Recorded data
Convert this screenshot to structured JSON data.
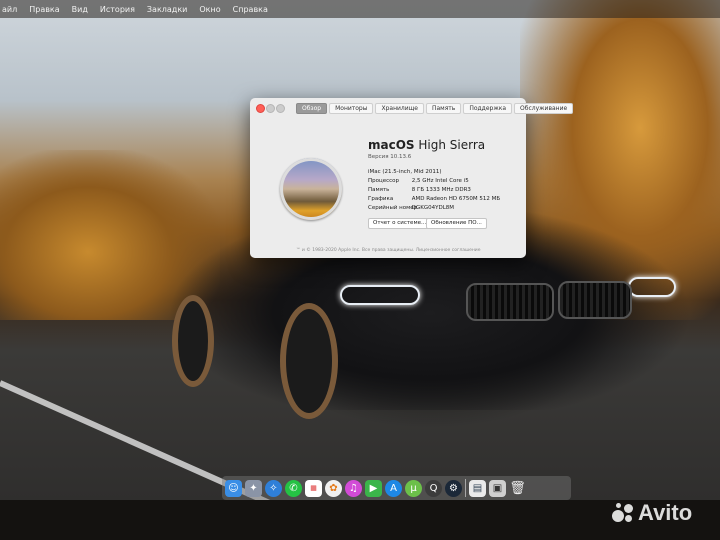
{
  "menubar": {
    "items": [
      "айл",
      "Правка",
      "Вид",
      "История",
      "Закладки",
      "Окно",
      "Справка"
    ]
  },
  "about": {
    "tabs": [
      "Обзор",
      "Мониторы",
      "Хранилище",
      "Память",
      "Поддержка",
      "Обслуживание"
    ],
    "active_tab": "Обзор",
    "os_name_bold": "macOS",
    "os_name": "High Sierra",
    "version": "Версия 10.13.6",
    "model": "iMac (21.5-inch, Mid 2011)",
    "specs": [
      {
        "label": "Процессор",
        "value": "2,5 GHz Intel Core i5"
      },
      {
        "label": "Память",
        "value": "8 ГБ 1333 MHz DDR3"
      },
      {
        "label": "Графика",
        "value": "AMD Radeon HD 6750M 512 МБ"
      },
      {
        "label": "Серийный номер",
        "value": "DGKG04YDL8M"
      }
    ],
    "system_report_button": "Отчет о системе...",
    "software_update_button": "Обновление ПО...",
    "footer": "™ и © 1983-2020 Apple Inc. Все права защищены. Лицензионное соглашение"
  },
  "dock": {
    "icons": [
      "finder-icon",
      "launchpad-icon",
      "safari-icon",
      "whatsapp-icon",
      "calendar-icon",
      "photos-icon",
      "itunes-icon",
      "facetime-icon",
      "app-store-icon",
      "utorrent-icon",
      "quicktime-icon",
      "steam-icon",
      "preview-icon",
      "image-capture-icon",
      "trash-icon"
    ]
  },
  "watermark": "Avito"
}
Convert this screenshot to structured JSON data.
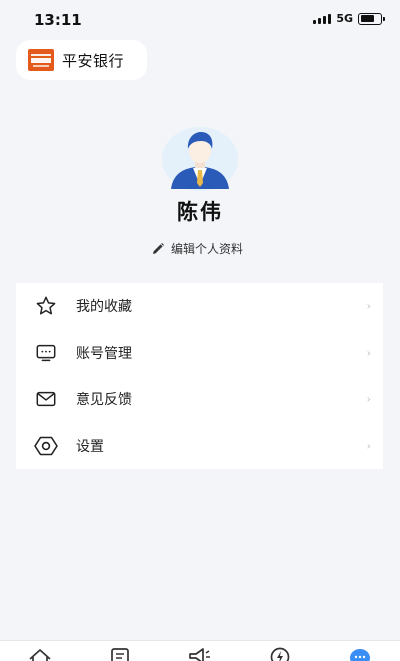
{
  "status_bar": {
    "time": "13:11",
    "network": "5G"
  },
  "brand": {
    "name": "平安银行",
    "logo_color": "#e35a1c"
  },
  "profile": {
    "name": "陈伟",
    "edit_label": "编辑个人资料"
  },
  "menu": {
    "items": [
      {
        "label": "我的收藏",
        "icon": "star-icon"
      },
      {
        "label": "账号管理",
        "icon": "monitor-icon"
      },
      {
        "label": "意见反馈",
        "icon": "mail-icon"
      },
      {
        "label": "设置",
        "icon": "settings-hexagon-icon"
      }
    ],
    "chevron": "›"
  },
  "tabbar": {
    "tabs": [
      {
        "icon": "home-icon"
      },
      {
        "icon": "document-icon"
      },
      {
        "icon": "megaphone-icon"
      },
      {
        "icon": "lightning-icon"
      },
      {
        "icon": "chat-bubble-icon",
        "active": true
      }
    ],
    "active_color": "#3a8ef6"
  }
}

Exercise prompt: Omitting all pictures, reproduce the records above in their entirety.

Result of this task:
Convert this screenshot to structured JSON data.
{
  "menubar": {
    "items": [
      "айл",
      "Правка",
      "Вид",
      "История",
      "Закладки",
      "Окно",
      "Справка"
    ]
  },
  "about": {
    "tabs": [
      "Обзор",
      "Мониторы",
      "Хранилище",
      "Память",
      "Поддержка",
      "Обслуживание"
    ],
    "active_tab": "Обзор",
    "os_name_bold": "macOS",
    "os_name": "High Sierra",
    "version": "Версия 10.13.6",
    "model": "iMac (21.5-inch, Mid 2011)",
    "specs": [
      {
        "label": "Процессор",
        "value": "2,5 GHz Intel Core i5"
      },
      {
        "label": "Память",
        "value": "8 ГБ 1333 MHz DDR3"
      },
      {
        "label": "Графика",
        "value": "AMD Radeon HD 6750M 512 МБ"
      },
      {
        "label": "Серийный номер",
        "value": "DGKG04YDL8M"
      }
    ],
    "system_report_button": "Отчет о системе...",
    "software_update_button": "Обновление ПО...",
    "footer": "™ и © 1983-2020 Apple Inc. Все права защищены. Лицензионное соглашение"
  },
  "dock": {
    "icons": [
      "finder-icon",
      "launchpad-icon",
      "safari-icon",
      "whatsapp-icon",
      "calendar-icon",
      "photos-icon",
      "itunes-icon",
      "facetime-icon",
      "app-store-icon",
      "utorrent-icon",
      "quicktime-icon",
      "steam-icon",
      "preview-icon",
      "image-capture-icon",
      "trash-icon"
    ]
  },
  "watermark": "Avito"
}
Convert this screenshot to structured JSON data.
{
  "status_bar": {
    "time": "13:11",
    "network": "5G"
  },
  "brand": {
    "name": "平安银行",
    "logo_color": "#e35a1c"
  },
  "profile": {
    "name": "陈伟",
    "edit_label": "编辑个人资料"
  },
  "menu": {
    "items": [
      {
        "label": "我的收藏",
        "icon": "star-icon"
      },
      {
        "label": "账号管理",
        "icon": "monitor-icon"
      },
      {
        "label": "意见反馈",
        "icon": "mail-icon"
      },
      {
        "label": "设置",
        "icon": "settings-hexagon-icon"
      }
    ],
    "chevron": "›"
  },
  "tabbar": {
    "tabs": [
      {
        "icon": "home-icon"
      },
      {
        "icon": "document-icon"
      },
      {
        "icon": "megaphone-icon"
      },
      {
        "icon": "lightning-icon"
      },
      {
        "icon": "chat-bubble-icon",
        "active": true
      }
    ],
    "active_color": "#3a8ef6"
  }
}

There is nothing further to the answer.